- Reuters/File

ISLAMABAD: Around 40 prominent ulema, belonging to all schools of thought, have endorsed the concept of birth spacing as a mean to save the life of a mother and child.

Participating in a meeting organised by the Population Council in collaboration with the United Nations Population Fund (UNFPA) on Tuesday, they were unanimous in their views that birth spacing should be considered as a basic right of mothers to ensure their health.

According to health experts, birth spacing helps a woman recover from the nutritional deficiency caused by pregnancy, and short birth intervals increases neonatal mortality rate.

They stress that it is beneficial for the health of women to have the first child late and give three to five years space in pregnancy.

The religious scholars also endorsed the contraceptive methods prescribed by medical practitioners.

Imam Badshahi Masjid and Chairman Interfaith Council for Peace and Harmony Maulana Abdul Kabir Azad said Islam had given high status to women especially mothers but they did not get that status in the society which was against the teachings of Islam.

“It is a tragedy that mother and infants die because of repeated and closely-spaced pregnancies. The Holy Quran clearly says that mothers should breastfeed their children for two years so as to allow them to space pregnancies,” he said.

“According to Islamic teachings if we save one life it is equal to saving the entire humanity. Death of mothers due to pregnancy-related complications should not be ignored,” he said.

Former federal minister Javed Jabbar said a number of Muslim countries had achieved success in improving their health indicators by involving religious leaders in health promotion activities.

“Turkey, Indonesia, Malaysia, Kuwait and even Bangladesh have better health indicators compared to Pakistan,” he said.

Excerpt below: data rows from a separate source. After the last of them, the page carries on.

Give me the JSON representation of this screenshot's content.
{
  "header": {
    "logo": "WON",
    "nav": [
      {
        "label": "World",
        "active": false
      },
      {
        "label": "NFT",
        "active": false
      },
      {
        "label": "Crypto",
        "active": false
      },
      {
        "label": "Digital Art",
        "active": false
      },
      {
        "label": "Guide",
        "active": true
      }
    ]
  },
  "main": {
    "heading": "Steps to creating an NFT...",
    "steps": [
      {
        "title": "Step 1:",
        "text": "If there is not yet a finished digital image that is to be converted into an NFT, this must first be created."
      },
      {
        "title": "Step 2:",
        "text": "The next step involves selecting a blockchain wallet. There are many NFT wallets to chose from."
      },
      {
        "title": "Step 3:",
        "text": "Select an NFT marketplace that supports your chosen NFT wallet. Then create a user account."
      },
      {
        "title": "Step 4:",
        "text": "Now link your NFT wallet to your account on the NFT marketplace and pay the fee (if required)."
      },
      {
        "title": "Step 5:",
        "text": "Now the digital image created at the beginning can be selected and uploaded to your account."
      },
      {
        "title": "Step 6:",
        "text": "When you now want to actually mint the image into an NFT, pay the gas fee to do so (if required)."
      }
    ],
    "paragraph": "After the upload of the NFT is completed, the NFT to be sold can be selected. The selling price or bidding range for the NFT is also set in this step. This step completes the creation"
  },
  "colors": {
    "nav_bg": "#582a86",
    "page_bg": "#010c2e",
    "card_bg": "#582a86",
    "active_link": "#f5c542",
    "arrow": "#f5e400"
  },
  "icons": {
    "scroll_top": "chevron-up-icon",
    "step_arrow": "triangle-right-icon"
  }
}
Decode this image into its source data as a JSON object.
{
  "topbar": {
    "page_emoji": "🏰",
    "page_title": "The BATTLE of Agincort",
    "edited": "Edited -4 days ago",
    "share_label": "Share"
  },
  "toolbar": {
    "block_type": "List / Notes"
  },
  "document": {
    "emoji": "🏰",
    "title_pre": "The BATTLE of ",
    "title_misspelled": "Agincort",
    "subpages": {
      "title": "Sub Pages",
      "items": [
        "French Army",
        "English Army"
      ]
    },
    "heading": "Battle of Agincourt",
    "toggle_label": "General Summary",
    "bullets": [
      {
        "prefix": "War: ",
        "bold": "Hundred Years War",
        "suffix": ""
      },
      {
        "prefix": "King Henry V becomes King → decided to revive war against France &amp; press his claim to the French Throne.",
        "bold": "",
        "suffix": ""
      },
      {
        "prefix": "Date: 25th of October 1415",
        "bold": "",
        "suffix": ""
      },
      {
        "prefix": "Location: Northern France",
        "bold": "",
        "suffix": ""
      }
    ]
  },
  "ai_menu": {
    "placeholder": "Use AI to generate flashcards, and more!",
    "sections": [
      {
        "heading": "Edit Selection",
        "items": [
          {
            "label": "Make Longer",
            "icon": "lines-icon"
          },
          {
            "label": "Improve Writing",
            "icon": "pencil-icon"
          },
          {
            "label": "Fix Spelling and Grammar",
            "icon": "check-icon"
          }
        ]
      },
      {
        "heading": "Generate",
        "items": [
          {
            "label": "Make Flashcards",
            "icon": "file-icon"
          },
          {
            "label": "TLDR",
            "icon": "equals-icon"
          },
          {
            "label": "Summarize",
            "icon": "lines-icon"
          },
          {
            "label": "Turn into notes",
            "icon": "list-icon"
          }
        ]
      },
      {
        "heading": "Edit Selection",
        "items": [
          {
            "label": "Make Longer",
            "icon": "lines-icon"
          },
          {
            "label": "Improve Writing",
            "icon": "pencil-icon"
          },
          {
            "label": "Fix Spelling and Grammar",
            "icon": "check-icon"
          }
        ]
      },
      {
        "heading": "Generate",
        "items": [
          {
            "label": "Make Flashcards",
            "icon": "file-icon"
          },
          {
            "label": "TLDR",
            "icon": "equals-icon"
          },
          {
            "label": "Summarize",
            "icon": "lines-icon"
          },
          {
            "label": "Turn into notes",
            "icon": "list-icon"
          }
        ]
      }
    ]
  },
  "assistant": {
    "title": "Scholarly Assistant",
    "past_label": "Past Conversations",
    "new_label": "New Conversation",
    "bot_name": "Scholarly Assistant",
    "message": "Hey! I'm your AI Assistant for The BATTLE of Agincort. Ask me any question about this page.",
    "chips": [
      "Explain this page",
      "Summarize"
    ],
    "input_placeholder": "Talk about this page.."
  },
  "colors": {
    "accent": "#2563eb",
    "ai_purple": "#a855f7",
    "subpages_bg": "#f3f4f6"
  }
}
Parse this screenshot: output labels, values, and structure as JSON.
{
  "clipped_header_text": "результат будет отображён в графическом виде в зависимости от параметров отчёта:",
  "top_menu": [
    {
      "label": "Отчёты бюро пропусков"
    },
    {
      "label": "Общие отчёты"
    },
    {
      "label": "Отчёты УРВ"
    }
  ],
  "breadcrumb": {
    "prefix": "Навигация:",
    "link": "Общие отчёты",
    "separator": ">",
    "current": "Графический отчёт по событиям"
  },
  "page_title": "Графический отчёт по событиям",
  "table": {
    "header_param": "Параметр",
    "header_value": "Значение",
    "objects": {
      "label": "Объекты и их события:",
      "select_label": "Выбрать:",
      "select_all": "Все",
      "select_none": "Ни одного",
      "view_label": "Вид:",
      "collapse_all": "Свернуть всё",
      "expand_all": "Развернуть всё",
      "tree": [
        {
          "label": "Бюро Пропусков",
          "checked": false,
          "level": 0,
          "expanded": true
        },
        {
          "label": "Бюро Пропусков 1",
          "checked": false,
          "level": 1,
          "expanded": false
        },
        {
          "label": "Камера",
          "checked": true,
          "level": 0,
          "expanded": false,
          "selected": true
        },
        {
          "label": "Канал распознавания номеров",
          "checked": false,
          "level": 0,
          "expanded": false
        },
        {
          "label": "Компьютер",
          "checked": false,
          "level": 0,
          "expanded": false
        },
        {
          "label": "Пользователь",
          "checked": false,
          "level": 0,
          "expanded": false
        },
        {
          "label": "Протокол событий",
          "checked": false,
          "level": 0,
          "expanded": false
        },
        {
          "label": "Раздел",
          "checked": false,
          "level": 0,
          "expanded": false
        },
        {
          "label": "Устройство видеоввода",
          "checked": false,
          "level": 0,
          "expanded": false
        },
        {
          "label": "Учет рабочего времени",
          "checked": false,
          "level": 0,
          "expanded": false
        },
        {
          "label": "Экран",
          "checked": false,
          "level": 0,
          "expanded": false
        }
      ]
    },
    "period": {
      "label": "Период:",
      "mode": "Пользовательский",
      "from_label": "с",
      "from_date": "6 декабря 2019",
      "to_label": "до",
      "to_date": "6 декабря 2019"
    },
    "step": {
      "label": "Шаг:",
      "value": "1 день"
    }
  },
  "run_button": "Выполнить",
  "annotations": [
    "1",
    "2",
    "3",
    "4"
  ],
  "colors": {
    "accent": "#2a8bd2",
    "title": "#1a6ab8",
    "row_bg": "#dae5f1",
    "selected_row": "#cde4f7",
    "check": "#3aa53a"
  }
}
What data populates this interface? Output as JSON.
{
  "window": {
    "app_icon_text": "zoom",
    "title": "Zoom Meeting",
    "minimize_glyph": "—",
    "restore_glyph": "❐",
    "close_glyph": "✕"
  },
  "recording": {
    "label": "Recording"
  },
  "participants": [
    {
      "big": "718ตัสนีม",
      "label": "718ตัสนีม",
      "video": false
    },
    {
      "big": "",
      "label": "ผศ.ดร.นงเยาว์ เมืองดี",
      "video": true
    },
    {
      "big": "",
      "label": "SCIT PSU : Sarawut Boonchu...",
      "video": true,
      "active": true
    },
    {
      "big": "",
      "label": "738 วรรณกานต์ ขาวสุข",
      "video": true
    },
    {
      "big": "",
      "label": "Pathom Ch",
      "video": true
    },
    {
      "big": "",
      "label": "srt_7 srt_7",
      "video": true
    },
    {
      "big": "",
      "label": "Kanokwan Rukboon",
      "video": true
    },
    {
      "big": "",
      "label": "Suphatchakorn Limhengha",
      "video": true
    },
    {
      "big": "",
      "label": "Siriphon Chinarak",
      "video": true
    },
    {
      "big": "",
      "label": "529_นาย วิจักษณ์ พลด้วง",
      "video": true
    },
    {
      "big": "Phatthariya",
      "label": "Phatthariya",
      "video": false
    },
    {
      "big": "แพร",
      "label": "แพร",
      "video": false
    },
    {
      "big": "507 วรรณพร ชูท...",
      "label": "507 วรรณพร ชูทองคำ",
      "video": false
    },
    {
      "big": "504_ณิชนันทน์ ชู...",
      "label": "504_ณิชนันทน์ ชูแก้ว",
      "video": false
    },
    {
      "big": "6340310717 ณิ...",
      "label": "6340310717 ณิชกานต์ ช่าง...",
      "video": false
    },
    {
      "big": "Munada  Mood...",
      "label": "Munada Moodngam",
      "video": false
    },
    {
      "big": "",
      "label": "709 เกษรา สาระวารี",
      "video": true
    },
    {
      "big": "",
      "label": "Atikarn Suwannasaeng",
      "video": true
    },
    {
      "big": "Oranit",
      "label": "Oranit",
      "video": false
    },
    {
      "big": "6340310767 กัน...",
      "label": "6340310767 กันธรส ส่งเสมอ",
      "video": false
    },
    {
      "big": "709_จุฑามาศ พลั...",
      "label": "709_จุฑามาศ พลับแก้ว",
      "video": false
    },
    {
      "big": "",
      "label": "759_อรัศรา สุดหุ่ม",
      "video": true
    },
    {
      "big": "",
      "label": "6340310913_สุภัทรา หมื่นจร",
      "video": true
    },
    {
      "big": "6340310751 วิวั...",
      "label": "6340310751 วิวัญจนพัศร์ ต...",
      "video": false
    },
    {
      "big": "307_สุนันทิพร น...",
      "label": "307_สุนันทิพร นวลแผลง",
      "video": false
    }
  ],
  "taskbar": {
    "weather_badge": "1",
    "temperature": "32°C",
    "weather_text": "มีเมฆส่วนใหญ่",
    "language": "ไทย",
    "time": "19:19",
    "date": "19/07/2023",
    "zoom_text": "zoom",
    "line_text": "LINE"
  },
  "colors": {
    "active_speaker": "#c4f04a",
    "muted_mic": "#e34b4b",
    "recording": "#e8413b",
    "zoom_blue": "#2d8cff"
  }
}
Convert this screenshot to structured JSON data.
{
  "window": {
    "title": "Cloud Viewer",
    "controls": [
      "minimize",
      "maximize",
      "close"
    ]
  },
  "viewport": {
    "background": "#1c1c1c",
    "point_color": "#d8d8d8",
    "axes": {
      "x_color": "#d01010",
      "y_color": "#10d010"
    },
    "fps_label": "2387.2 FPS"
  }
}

“In Pakistan, population welfare was ignored by most of governments. There are only 3,000 population welfare outlets all over the country but even those outlets face problem of staff and other issues,” he said.

Mr Jabbar said there were 19,000 health outlets in Pakistan i.e. rural health centres and basic health units, but they did not provide facility of population welfare.

“Federal and provincial governments should provide the facility of population welfare from health outlets,” he said.

Earlier, Director Programmes, Population Council, Dr Ali Mohammad Mir in his briefing said as many as 13,000 mothers die every year due to complications during pregnancy.

Talking to Dawn, Mr Ali said religious scholars had different views on family planning but they were unanimous that birth spacing was allowed for the health of the mother.

Published in Dawn, December 31st, 2014